- [Problem to solve]: Pick out every line of the entries below where "Clearance" occurs, and copy those lines.
______
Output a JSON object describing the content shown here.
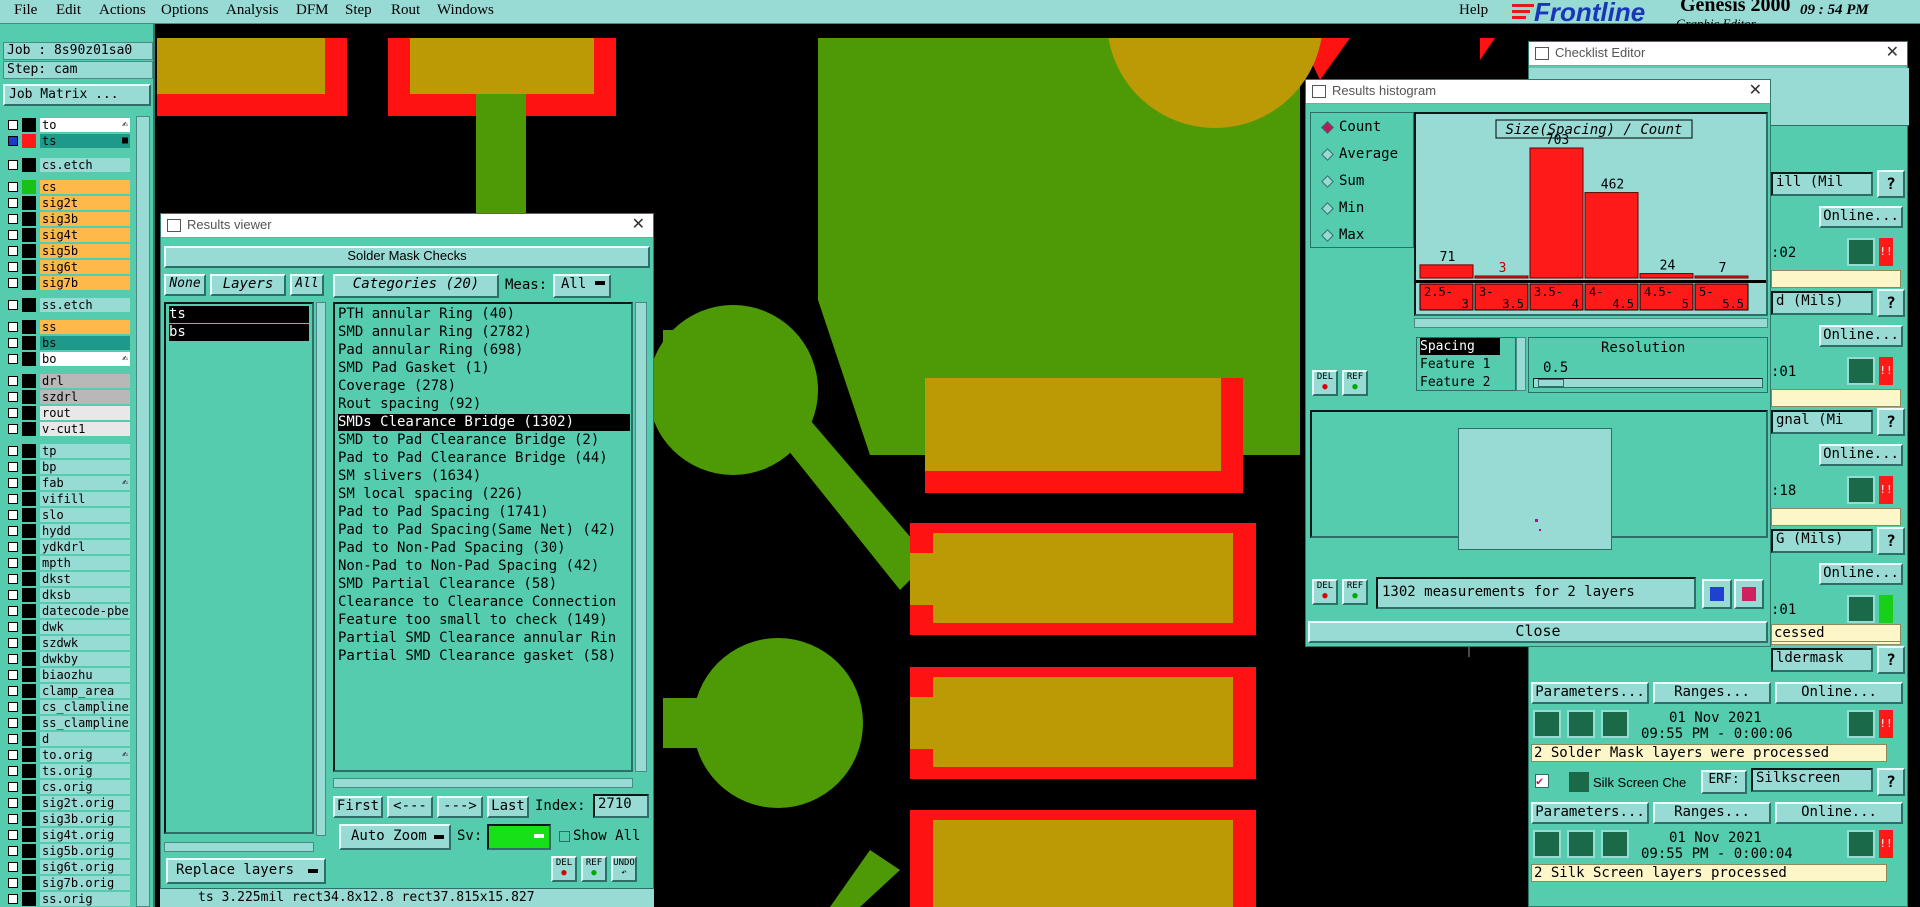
{
  "menu": {
    "items": [
      "File",
      "Edit",
      "Actions",
      "Options",
      "Analysis",
      "DFM",
      "Step",
      "Rout",
      "Windows"
    ],
    "help": "Help",
    "brand": "Frontline",
    "product": "Genesis 2000",
    "product_sub": "Graphic Editor",
    "clock": "09 : 54  PM"
  },
  "job": {
    "job_label": "Job : 8s90z01sa0",
    "step_label": "Step: cam",
    "matrix_button": "Job Matrix ..."
  },
  "layers": [
    {
      "name": "to",
      "color": "#ffffff",
      "tag": "✍"
    },
    {
      "name": "ts",
      "color": "#1f9a8a",
      "tag": "■"
    },
    {
      "name": "cs.etch",
      "color": "#98dad4",
      "tag": ""
    },
    {
      "name": "cs",
      "color": "#ffb84a",
      "tag": ""
    },
    {
      "name": "sig2t",
      "color": "#ffb84a",
      "tag": ""
    },
    {
      "name": "sig3b",
      "color": "#ffb84a",
      "tag": ""
    },
    {
      "name": "sig4t",
      "color": "#ffb84a",
      "tag": ""
    },
    {
      "name": "sig5b",
      "color": "#ffb84a",
      "tag": ""
    },
    {
      "name": "sig6t",
      "color": "#ffb84a",
      "tag": ""
    },
    {
      "name": "sig7b",
      "color": "#ffb84a",
      "tag": ""
    },
    {
      "name": "ss.etch",
      "color": "#98dad4",
      "tag": ""
    },
    {
      "name": "ss",
      "color": "#ffb84a",
      "tag": ""
    },
    {
      "name": "bs",
      "color": "#1f9a8a",
      "tag": ""
    },
    {
      "name": "bo",
      "color": "#ffffff",
      "tag": "✍"
    },
    {
      "name": "drl",
      "color": "#b8b8b8",
      "tag": ""
    },
    {
      "name": "szdrl",
      "color": "#b8b8b8",
      "tag": ""
    },
    {
      "name": "rout",
      "color": "#e8e8e8",
      "tag": ""
    },
    {
      "name": "v-cut1",
      "color": "#e8e8e8",
      "tag": ""
    },
    {
      "name": "tp",
      "color": "#98dad4",
      "tag": ""
    },
    {
      "name": "bp",
      "color": "#98dad4",
      "tag": ""
    },
    {
      "name": "fab",
      "color": "#98dad4",
      "tag": "✍"
    },
    {
      "name": "vifill",
      "color": "#98dad4",
      "tag": ""
    },
    {
      "name": "slo",
      "color": "#98dad4",
      "tag": ""
    },
    {
      "name": "hydd",
      "color": "#98dad4",
      "tag": ""
    },
    {
      "name": "ydkdrl",
      "color": "#98dad4",
      "tag": ""
    },
    {
      "name": "mpth",
      "color": "#98dad4",
      "tag": ""
    },
    {
      "name": "dkst",
      "color": "#98dad4",
      "tag": ""
    },
    {
      "name": "dksb",
      "color": "#98dad4",
      "tag": ""
    },
    {
      "name": "datecode-pbe",
      "color": "#98dad4",
      "tag": ""
    },
    {
      "name": "dwk",
      "color": "#98dad4",
      "tag": ""
    },
    {
      "name": "szdwk",
      "color": "#98dad4",
      "tag": ""
    },
    {
      "name": "dwkby",
      "color": "#98dad4",
      "tag": ""
    },
    {
      "name": "biaozhu",
      "color": "#98dad4",
      "tag": ""
    },
    {
      "name": "clamp_area",
      "color": "#98dad4",
      "tag": ""
    },
    {
      "name": "cs_clampline",
      "color": "#98dad4",
      "tag": ""
    },
    {
      "name": "ss_clampline",
      "color": "#98dad4",
      "tag": ""
    },
    {
      "name": "d",
      "color": "#98dad4",
      "tag": ""
    },
    {
      "name": "to.orig",
      "color": "#98dad4",
      "tag": "✍"
    },
    {
      "name": "ts.orig",
      "color": "#98dad4",
      "tag": ""
    },
    {
      "name": "cs.orig",
      "color": "#98dad4",
      "tag": ""
    },
    {
      "name": "sig2t.orig",
      "color": "#98dad4",
      "tag": ""
    },
    {
      "name": "sig3b.orig",
      "color": "#98dad4",
      "tag": ""
    },
    {
      "name": "sig4t.orig",
      "color": "#98dad4",
      "tag": ""
    },
    {
      "name": "sig5b.orig",
      "color": "#98dad4",
      "tag": ""
    },
    {
      "name": "sig6t.orig",
      "color": "#98dad4",
      "tag": ""
    },
    {
      "name": "sig7b.orig",
      "color": "#98dad4",
      "tag": ""
    },
    {
      "name": "ss.orig",
      "color": "#98dad4",
      "tag": ""
    }
  ],
  "results_viewer": {
    "title": "Results viewer",
    "header": "Solder Mask Checks",
    "none_btn": "None",
    "layers_btn": "Layers",
    "all_btn": "All",
    "layer_list": [
      "ts",
      "bs"
    ],
    "categories_btn": "Categories (20)",
    "meas_label": "Meas:",
    "meas_value": "All",
    "categories": [
      "PTH annular Ring (40)",
      "SMD annular Ring (2782)",
      "Pad annular Ring (698)",
      "SMD Pad Gasket (1)",
      "Coverage (278)",
      "Rout spacing (92)",
      "SMDs Clearance Bridge (1302)",
      "SMD to Pad Clearance Bridge (2)",
      "Pad to Pad Clearance Bridge (44)",
      "SM slivers (1634)",
      "SM local spacing (226)",
      "Pad to Pad Spacing (1741)",
      "Pad to Pad Spacing(Same Net) (42)",
      "Pad to Non-Pad Spacing (30)",
      "Non-Pad to Non-Pad Spacing (42)",
      "SMD Partial Clearance (58)",
      "Clearance to Clearance Connection",
      "Feature too small to check (149)",
      "Partial SMD Clearance annular Rin",
      "Partial SMD Clearance gasket (58)"
    ],
    "selected_index": 6,
    "nav": {
      "first": "First",
      "prev": "<---",
      "next": "--->",
      "last": "Last",
      "index_label": "Index:",
      "index_value": "2710"
    },
    "auto_zoom": "Auto Zoom",
    "sv_label": "Sv:",
    "show_all": "Show All",
    "replace_layers": "Replace layers",
    "del": "DEL",
    "ref": "REF",
    "undo": "UNDO",
    "status": "ts 3.225mil   rect34.8x12.8   rect37.815x15.827"
  },
  "histogram": {
    "title": "Results histogram",
    "radios": [
      "Count",
      "Average",
      "Sum",
      "Min",
      "Max"
    ],
    "selected_radio": 0,
    "chart_title": "Size(Spacing) / Count",
    "bins": [
      {
        "label": "2.5-\n3",
        "count": 71
      },
      {
        "label": "3-\n3.5",
        "count": 3
      },
      {
        "label": "3.5-\n4",
        "count": 703
      },
      {
        "label": "4-\n4.5",
        "count": 462
      },
      {
        "label": "4.5-\n5",
        "count": 24
      },
      {
        "label": "5-\n5.5",
        "count": 7
      }
    ],
    "attrs": [
      "Spacing",
      "Feature 1",
      "Feature 2"
    ],
    "resolution_label": "Resolution",
    "resolution_value": "0.5",
    "measurements": "1302 measurements for 2 layers",
    "close": "Close",
    "del": "DEL",
    "ref": "REF"
  },
  "checklist": {
    "title": "Checklist Editor",
    "headers": [
      "ill (Mil",
      "d (Mils)",
      "gnal (Mi",
      "G (Mils)",
      "ldermask"
    ],
    "online": "Online...",
    "times": [
      ":02",
      ":01",
      ":18",
      ":01"
    ],
    "processed_fragment": "cessed",
    "solder_date": "01 Nov 2021",
    "solder_time": "09:55 PM - 0:00:06",
    "solder_msg": "2 Solder Mask layers were processed",
    "parameters": "Parameters...",
    "ranges": "Ranges...",
    "silk_label": "Silk Screen Che",
    "erf_label": "ERF:",
    "erf_value": "Silkscreen",
    "silk_date": "01 Nov 2021",
    "silk_time": "09:55 PM - 0:00:04",
    "silk_msg": "2 Silk Screen layers processed",
    "close": "Close",
    "q": "?"
  },
  "colors": {
    "panel": "#55ccae",
    "button": "#98dad4",
    "pad_orange": "#bc9a06",
    "mask_red": "#ff1212",
    "copper_green": "#4e9a06",
    "bar_red": "#ff1a1a"
  }
}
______
- [Written reply]:
      "SMDs Clearance Bridge (1302)",
      "SMD to Pad Clearance Bridge (2)",
      "Pad to Pad Clearance Bridge (44)",
      "SMD Partial Clearance (58)",
      "Clearance to Clearance Connection",
      "Partial SMD Clearance annular Rin",
      "Partial SMD Clearance gasket (58)"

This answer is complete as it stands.